By Bill Taylor It seem to me
March 11, 2014
It seems to me that the recent collapse/bankruptcy of a virtual currency/bitcoin exchange kinda makes a body ponder on the evolution of the way we deal with the exchange of goods and services - from barter to bitcoin. (If you aren’t’t exactly up to speed on what “bitcoins” are, don’t worry. I’ll give a layman’s explanation later on.)
“Barter”, probably the oldest and certainly the simplest system of how goods or services are exchanged, usually involves two parties who agree to a swap. I recently engaged in a barter arrangement with a guy who wanted some building material I had but didn’t need. In exchange he agreed to do some repair work on our home. No money involved, just an exchange of goods and services.
Bartering, however, has some major drawbacks such as requiring what is known as “a double coincidence of wants” that is, each participant wants what the other has. This and other disadvantages brought rise to the concept of “money” which provides a measure of value of all goods and services.
Originally, money usually consisted of gold, silver, or perhaps copper coins with an intrinsic value of their own. People could sell their services or goods for money which could be spent however they wished without going through the one-on-one bartering process. And so folks began carrying (or hoarding) coins - which was not always convenient and led to “paper” money or currency.
While “paper money” has no value of its own, it was originally “backed” by gold or silver, that is, a $10 bill “backed” by gold could be exchanged for $10 in gold. In the 1930s our country went off the “gold standard” and our currency became “silver certificates” which theoretically could be exchanged for silver.
Next, the silver certificates were withdrawn and replaced with Federal Reserve notes which are “backed” only by our central bank which claims the pieces of paper it prints are worth the amount shown. It all comes down to a matter of trust. Along with currency other pieces of paper, known as”checks” came into use.
Unlike currency which is produced by the government, checks can be written by individuals or businesses, but, like currency, have no intrinsic value of their own and so their value is also a matter of trust - but at least there is a piece of paper in hand.
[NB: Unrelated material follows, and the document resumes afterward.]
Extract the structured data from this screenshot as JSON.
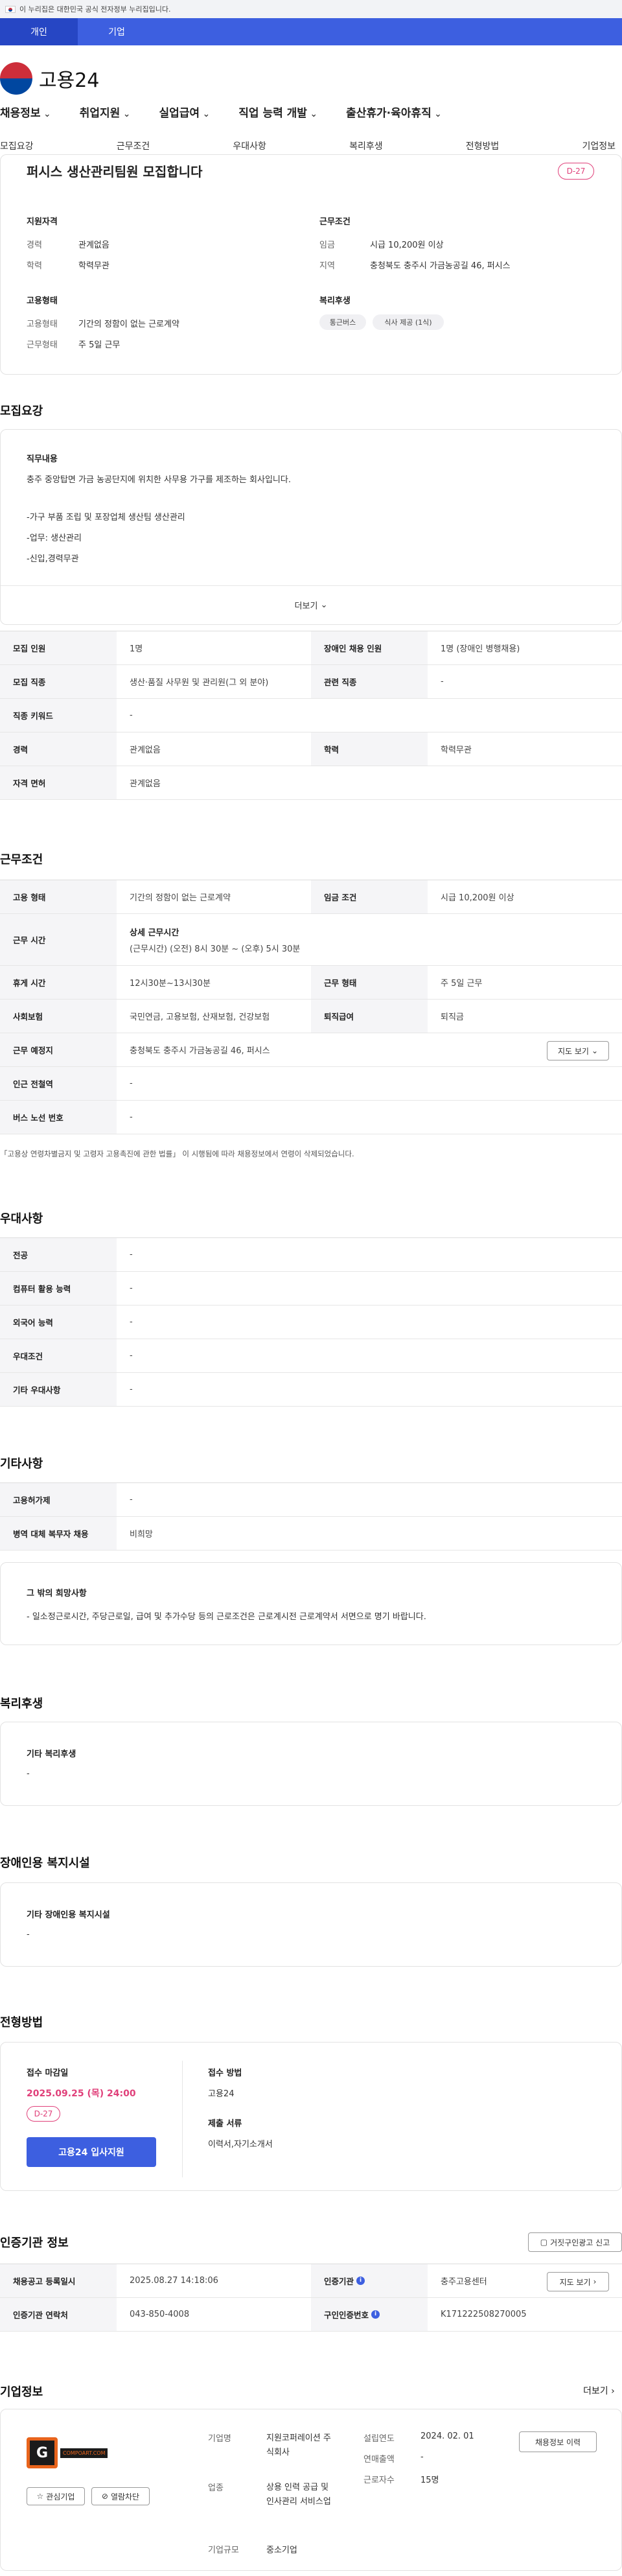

And that leads us to the era of paperless, electronic processing.
Today a large percentage of the exchange of goods and services are handled using electronic, computerized means. For example, my Social Security “check” is deposited electronically in my bank account from which “automatic” electronic payments are deducted for such services as utilities, insurance, and so on. I can also use a debit or credit card to “pay” for goods and services with the amount being deducted electronically from my bank account with no physical exchange of money.
A far cry from the barter system, right? OK, on to the “bitcoin”. A bitcoin is a “virtual” currency, that is, it exists only online. It isn’t’t backed by governments or central banks and is so “crypto” or secretive that nobody knows who developed it. There is no “mint” because bitcoins are created by using computer algorithms to solve complex mathematical problems - a process known as “mining”and just who does this “mining” is secret.
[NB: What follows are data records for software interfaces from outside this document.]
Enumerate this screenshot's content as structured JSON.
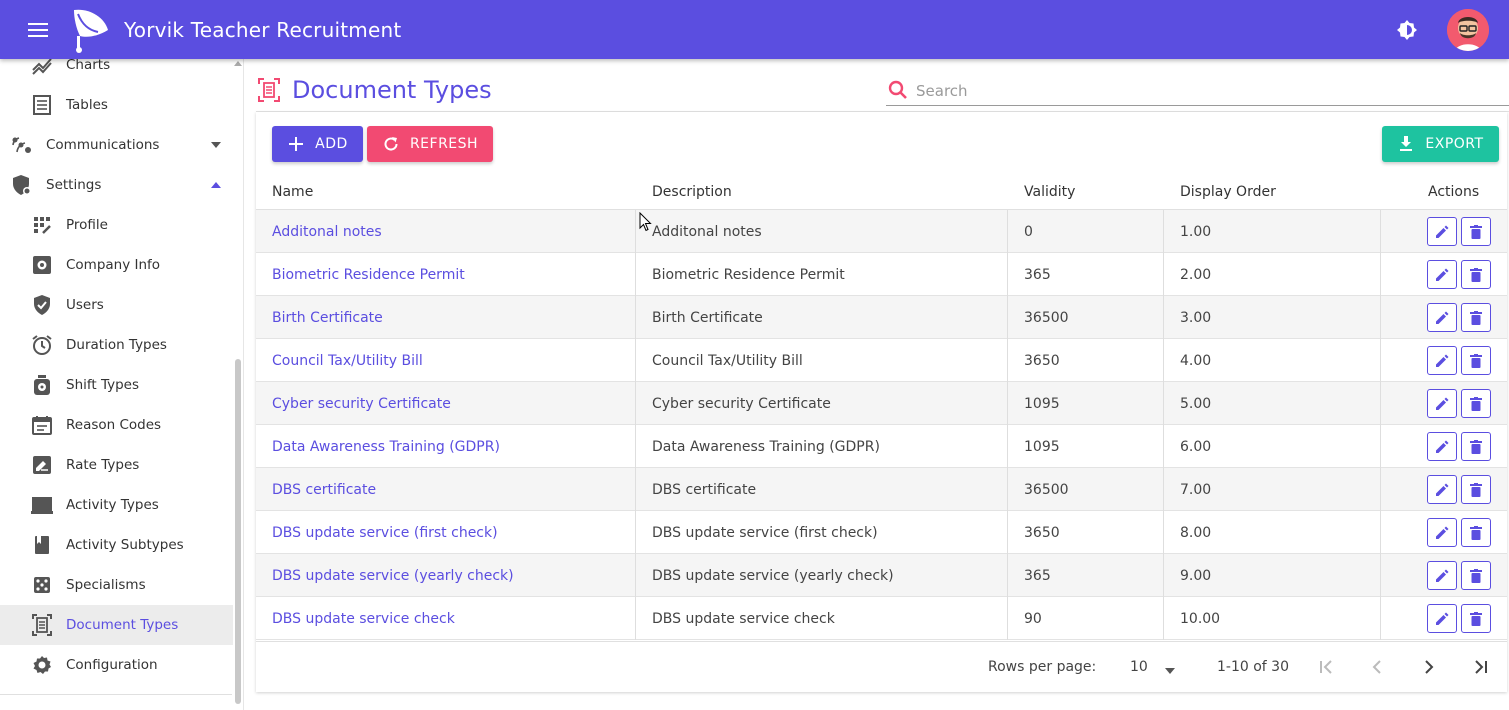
{
  "app": {
    "title": "Yorvik Teacher Recruitment"
  },
  "colors": {
    "primary": "#5b4ee0",
    "accent_pink": "#f24a72",
    "accent_teal": "#1ec3a0"
  },
  "sidebar": {
    "items": [
      {
        "label": "Charts",
        "icon": "chart-line-icon"
      },
      {
        "label": "Tables",
        "icon": "table-icon"
      },
      {
        "label": "Communications",
        "icon": "communications-icon"
      },
      {
        "label": "Settings",
        "icon": "shield-gear-icon"
      },
      {
        "label": "Profile",
        "icon": "profile-dots-icon"
      },
      {
        "label": "Company Info",
        "icon": "cog-box-icon"
      },
      {
        "label": "Users",
        "icon": "shield-check-icon"
      },
      {
        "label": "Duration Types",
        "icon": "alarm-clock-icon"
      },
      {
        "label": "Shift Types",
        "icon": "stopwatch-icon"
      },
      {
        "label": "Reason Codes",
        "icon": "calendar-icon"
      },
      {
        "label": "Rate Types",
        "icon": "signature-icon"
      },
      {
        "label": "Activity Types",
        "icon": "laptop-icon"
      },
      {
        "label": "Activity Subtypes",
        "icon": "book-icon"
      },
      {
        "label": "Specialisms",
        "icon": "dice-icon"
      },
      {
        "label": "Document Types",
        "icon": "document-frame-icon"
      },
      {
        "label": "Configuration",
        "icon": "gear-icon"
      }
    ]
  },
  "page": {
    "title": "Document Types",
    "search_placeholder": "Search"
  },
  "toolbar": {
    "add_label": "ADD",
    "refresh_label": "REFRESH",
    "export_label": "EXPORT"
  },
  "table": {
    "columns": [
      "Name",
      "Description",
      "Validity",
      "Display Order",
      "Actions"
    ],
    "rows": [
      {
        "name": "Additonal notes",
        "description": "Additonal notes",
        "validity": "0",
        "order": "1.00"
      },
      {
        "name": "Biometric Residence Permit",
        "description": "Biometric Residence Permit",
        "validity": "365",
        "order": "2.00"
      },
      {
        "name": "Birth Certificate",
        "description": "Birth Certificate",
        "validity": "36500",
        "order": "3.00"
      },
      {
        "name": "Council Tax/Utility Bill",
        "description": "Council Tax/Utility Bill",
        "validity": "3650",
        "order": "4.00"
      },
      {
        "name": "Cyber security Certificate",
        "description": "Cyber security Certificate",
        "validity": "1095",
        "order": "5.00"
      },
      {
        "name": "Data Awareness Training (GDPR)",
        "description": "Data Awareness Training (GDPR)",
        "validity": "1095",
        "order": "6.00"
      },
      {
        "name": "DBS certificate",
        "description": "DBS certificate",
        "validity": "36500",
        "order": "7.00"
      },
      {
        "name": "DBS update service (first check)",
        "description": "DBS update service (first check)",
        "validity": "3650",
        "order": "8.00"
      },
      {
        "name": "DBS update service (yearly check)",
        "description": "DBS update service (yearly check)",
        "validity": "365",
        "order": "9.00"
      },
      {
        "name": "DBS update service check",
        "description": "DBS update service check",
        "validity": "90",
        "order": "10.00"
      }
    ]
  },
  "pagination": {
    "rows_per_page_label": "Rows per page:",
    "rows_per_page": "10",
    "range": "1-10 of 30"
  }
}
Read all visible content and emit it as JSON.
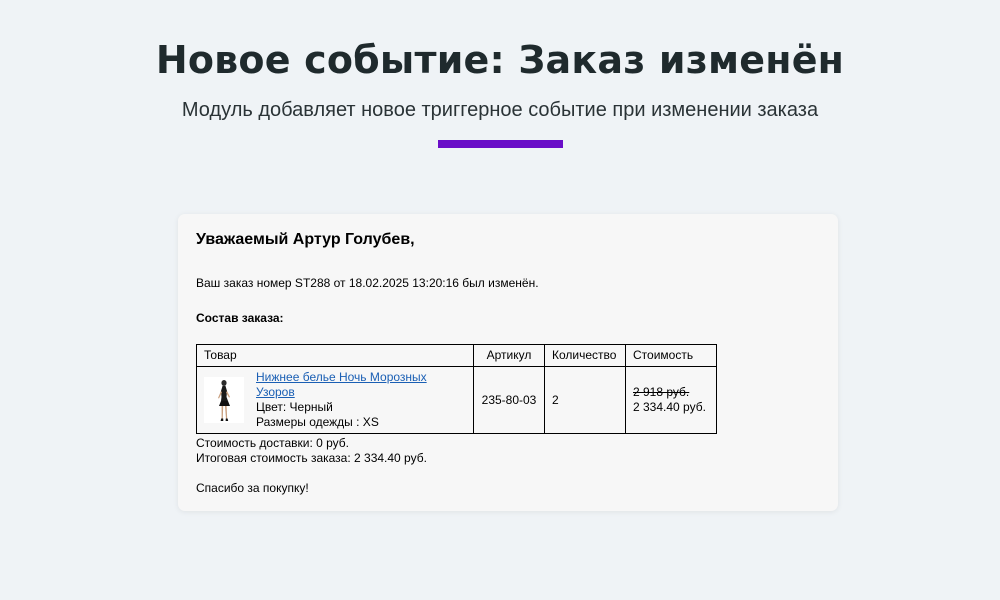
{
  "hero": {
    "title": "Новое событие: Заказ изменён",
    "subtitle": "Модуль добавляет новое триггерное событие при изменении заказа",
    "accent_color": "#6a0dc8"
  },
  "email": {
    "greeting": "Уважаемый Артур Голубев,",
    "order_message": "Ваш заказ номер ST288 от 18.02.2025 13:20:16 был изменён.",
    "composition_label": "Состав заказа:",
    "table": {
      "headers": {
        "product": "Товар",
        "sku": "Артикул",
        "quantity": "Количество",
        "cost": "Стоимость"
      },
      "rows": [
        {
          "image_icon": "product-thumbnail-icon",
          "name": "Нижнее белье Ночь Морозных Узоров",
          "color": "Цвет: Черный",
          "size": "Размеры одежды : XS",
          "sku": "235-80-03",
          "quantity": "2",
          "old_price": "2 918 руб.",
          "price": "2 334.40 руб."
        }
      ]
    },
    "delivery_cost": "Стоимость доставки: 0 руб.",
    "total_cost": "Итоговая стоимость заказа: 2 334.40 руб.",
    "thanks": "Спасибо за покупку!"
  }
}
Transactions are carried out through bitcoin “exchanges” which are connected by a network of computers. Since they appeared a few years ago bitcoins have risen in value from about $10 to over $1,000 each and are accepted by a number of businesses. Bitcoins, however, are not regulated by any governmental agency and their value fluctuates widely. After the recent collapse/bankruptcy of a major bitcoin exchange the value dropped from a recent high of $1,150 to $664.
The bitcoins deposited in this exchange apparently simply disappeared - the 1s and 0s making them up vanished into the never-never land of computer oblivion. Supporters of the bitcoin like the fact that its users can remain anonymous (transactions are made, but identities are kept secret); the system is reportedly difficult to hack; and it cuts out middlemen like banks. There is also reportedly no record, no trail, of transactions once they are completed. Money laundering?
Well, we’ve come a long way from barter to bitcoin and I suppose that’s “progress,” but I have to wonder. I still like the idea of having something I can see and touch - like money - even if it’s old fashioned. At least that’s how it seems to me.
Bill Taylor, a Greene County Daily columnist and area resident, may be contacted at email@example.com.